“Quite a lot of faculty is about supply of content material reasonably than creating expertise,” says Dale Dougherty, a cofounder of O’Reilly Media who’s now higher generally known as the CEO of Maker Media. “In the event that they targeted extra on creating experiences, they’d have better buy-in from youngsters doing issues. They’d be constructing their very own sense of confidence and functionality. What velocity, for instance, does my race automobile go at? And the way can I measure it?”
Language acquisition “could be extra on the utilized facet reasonably than the theoretical facet,” he says. “The lesson judgement is much less on, ‘How effectively did you perceive one thing?’ and extra on ‘Did you perceive one thing effectively sufficient to do one thing after which replicate/enhance it?’”
Educators say makerspaces can increase ELLs’ confidence and need to talk English.
“A well-designed maker experiment actually begins with that exploration: that persons are interacting with out a complete front-loading language that permits them to push previous perceived boundaries,” says Casey Shea, coordinator of maker training on the Sonoma County Workplace of Schooling.
In the course of the maker classes, ELLs “are being seen as invaluable contributors to the educational conversations,” says Matteri.

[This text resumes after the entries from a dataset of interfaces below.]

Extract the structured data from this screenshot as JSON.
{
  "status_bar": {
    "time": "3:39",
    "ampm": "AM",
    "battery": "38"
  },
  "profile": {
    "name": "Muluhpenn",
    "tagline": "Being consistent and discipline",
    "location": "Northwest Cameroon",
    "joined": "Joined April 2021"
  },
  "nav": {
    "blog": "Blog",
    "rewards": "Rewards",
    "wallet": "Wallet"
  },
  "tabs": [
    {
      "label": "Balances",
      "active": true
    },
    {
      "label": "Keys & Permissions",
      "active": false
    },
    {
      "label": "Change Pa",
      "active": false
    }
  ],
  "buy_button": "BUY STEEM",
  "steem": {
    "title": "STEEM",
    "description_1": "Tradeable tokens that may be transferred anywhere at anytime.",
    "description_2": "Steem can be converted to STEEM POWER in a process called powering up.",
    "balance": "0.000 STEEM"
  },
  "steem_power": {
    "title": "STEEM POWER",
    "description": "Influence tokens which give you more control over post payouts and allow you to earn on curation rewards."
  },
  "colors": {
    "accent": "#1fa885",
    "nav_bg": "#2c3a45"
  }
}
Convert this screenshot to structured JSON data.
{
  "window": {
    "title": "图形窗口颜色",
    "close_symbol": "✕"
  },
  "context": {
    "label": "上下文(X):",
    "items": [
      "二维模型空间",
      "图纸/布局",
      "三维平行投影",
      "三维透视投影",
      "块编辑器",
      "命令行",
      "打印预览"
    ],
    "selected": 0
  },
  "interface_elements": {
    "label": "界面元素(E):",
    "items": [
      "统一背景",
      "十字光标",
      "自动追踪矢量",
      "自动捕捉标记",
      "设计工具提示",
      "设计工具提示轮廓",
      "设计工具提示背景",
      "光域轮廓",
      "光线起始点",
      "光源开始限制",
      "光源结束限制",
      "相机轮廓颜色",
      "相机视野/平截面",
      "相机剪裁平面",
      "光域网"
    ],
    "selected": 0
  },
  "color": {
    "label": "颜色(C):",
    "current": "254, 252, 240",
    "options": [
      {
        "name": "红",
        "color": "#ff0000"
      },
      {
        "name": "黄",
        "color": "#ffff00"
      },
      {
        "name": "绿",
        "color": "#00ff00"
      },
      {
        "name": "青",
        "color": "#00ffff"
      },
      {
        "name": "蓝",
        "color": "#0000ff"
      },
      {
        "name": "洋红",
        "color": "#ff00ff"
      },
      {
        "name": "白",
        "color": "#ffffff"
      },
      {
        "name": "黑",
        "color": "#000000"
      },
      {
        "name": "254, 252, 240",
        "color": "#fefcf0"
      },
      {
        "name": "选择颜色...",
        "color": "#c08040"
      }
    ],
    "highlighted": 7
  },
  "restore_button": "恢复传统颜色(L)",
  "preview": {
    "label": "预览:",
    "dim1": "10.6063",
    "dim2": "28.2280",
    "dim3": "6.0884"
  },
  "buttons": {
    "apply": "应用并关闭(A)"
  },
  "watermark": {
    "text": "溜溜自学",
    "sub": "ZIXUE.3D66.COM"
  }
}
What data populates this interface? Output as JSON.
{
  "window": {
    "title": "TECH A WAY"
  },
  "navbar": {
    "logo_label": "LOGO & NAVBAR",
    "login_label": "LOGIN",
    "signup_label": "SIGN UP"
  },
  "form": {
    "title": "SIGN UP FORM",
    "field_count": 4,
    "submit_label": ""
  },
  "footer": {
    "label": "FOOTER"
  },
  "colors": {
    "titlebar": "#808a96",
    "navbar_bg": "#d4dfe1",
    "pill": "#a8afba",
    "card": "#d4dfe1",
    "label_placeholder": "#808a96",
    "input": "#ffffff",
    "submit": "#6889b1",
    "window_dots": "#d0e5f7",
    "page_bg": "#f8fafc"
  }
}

They’ll incorporate hand gestures and sound results to take part. “It’s scaffolding in a extremely intentional and purposeful approach.”
Probably the most promising initiatives appear to be ones that sprout up in a single neighborhood and are seen and carried out by different populations with related wants.
Miriam Lang Budin labored within the youngsters’s division on the Chappaqua Library earlier than retiring in December. She remembers a Hindi-language e-book that was written and self-published by a father locally. The e-book circulated all through the Westchester Library System way over she initially thought it could.
Baro Af-Soomaali already appears to be having an influence past its neighborhood. After the Seattle Housing Authority’s webinar on the mission, representatives from the Minnesota Housing Authority reached out to debate methods to contribute to future books.
At college, the e-book is having an influence on the broader scholar physique. The Somali college students “see themselves,” says Northgate’s Eads. “They get to see it in print. That alone is so affirming for any of us [who] have any form of intersectionality.”
Eads says it additionally helped her native English audio system to see the connections between their language and that of their classmates. “ ‘That appears similar to our alphabet,’ ” Eads remembers the youngsters saying. “Then we bought to speak about similarities and variations. We don’t all must be apple pie and sizzling canines.”